_Record excerpts_.
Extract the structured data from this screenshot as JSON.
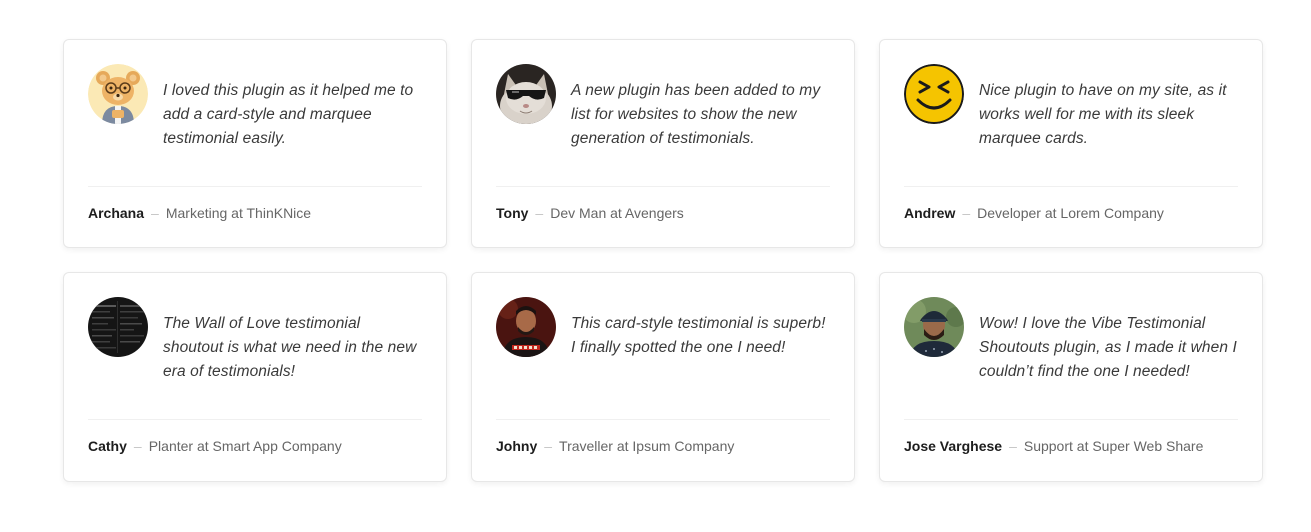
{
  "testimonials": [
    {
      "quote": "I loved this plugin as it helped me to add a card-style and marquee testimonial easily.",
      "name": "Archana",
      "separator": "–",
      "role": "Marketing at ThinKNice",
      "avatar": "teddy-bear-avatar"
    },
    {
      "quote": "A new plugin has been added to my list for websites to show the new generation of testimonials.",
      "name": "Tony",
      "separator": "–",
      "role": "Dev Man at Avengers",
      "avatar": "cat-sunglasses-avatar"
    },
    {
      "quote": "Nice plugin to have on my site, as it works well for me with its sleek marquee cards.",
      "name": "Andrew",
      "separator": "–",
      "role": "Developer at Lorem Company",
      "avatar": "smiley-face-avatar"
    },
    {
      "quote": "The Wall of Love testimonial shoutout is what we need in the new era of testimonials!",
      "name": "Cathy",
      "separator": "–",
      "role": "Planter at Smart App Company",
      "avatar": "dark-screen-avatar"
    },
    {
      "quote": "This card-style testimonial is superb! I finally spotted the one I need!",
      "name": "Johny",
      "separator": "–",
      "role": "Traveller at Ipsum Company",
      "avatar": "man-portrait-avatar"
    },
    {
      "quote": "Wow! I love the Vibe Testimonial Shoutouts plugin, as I made it when I couldn’t find the one I needed!",
      "name": "Jose Varghese",
      "separator": "–",
      "role": "Support at Super Web Share",
      "avatar": "man-cap-avatar"
    }
  ],
  "colors": {
    "card_border": "#e7e7e7",
    "quote_text": "#3a3a3a",
    "name_text": "#1d1d1d",
    "role_text": "#666666",
    "smiley_yellow": "#f5c400"
  }
}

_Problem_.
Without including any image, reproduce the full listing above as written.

_Task output_.
Extract the structured data from this screenshot as JSON.
{
  "testimonials": [
    {
      "quote": "I loved this plugin as it helped me to add a card-style and marquee testimonial easily.",
      "name": "Archana",
      "separator": "–",
      "role": "Marketing at ThinKNice",
      "avatar": "teddy-bear-avatar"
    },
    {
      "quote": "A new plugin has been added to my list for websites to show the new generation of testimonials.",
      "name": "Tony",
      "separator": "–",
      "role": "Dev Man at Avengers",
      "avatar": "cat-sunglasses-avatar"
    },
    {
      "quote": "Nice plugin to have on my site, as it works well for me with its sleek marquee cards.",
      "name": "Andrew",
      "separator": "–",
      "role": "Developer at Lorem Company",
      "avatar": "smiley-face-avatar"
    },
    {
      "quote": "The Wall of Love testimonial shoutout is what we need in the new era of testimonials!",
      "name": "Cathy",
      "separator": "–",
      "role": "Planter at Smart App Company",
      "avatar": "dark-screen-avatar"
    },
    {
      "quote": "This card-style testimonial is superb! I finally spotted the one I need!",
      "name": "Johny",
      "separator": "–",
      "role": "Traveller at Ipsum Company",
      "avatar": "man-portrait-avatar"
    },
    {
      "quote": "Wow! I love the Vibe Testimonial Shoutouts plugin, as I made it when I couldn’t find the one I needed!",
      "name": "Jose Varghese",
      "separator": "–",
      "role": "Support at Super Web Share",
      "avatar": "man-cap-avatar"
    }
  ],
  "colors": {
    "card_border": "#e7e7e7",
    "quote_text": "#3a3a3a",
    "name_text": "#1d1d1d",
    "role_text": "#666666",
    "smiley_yellow": "#f5c400"
  }
}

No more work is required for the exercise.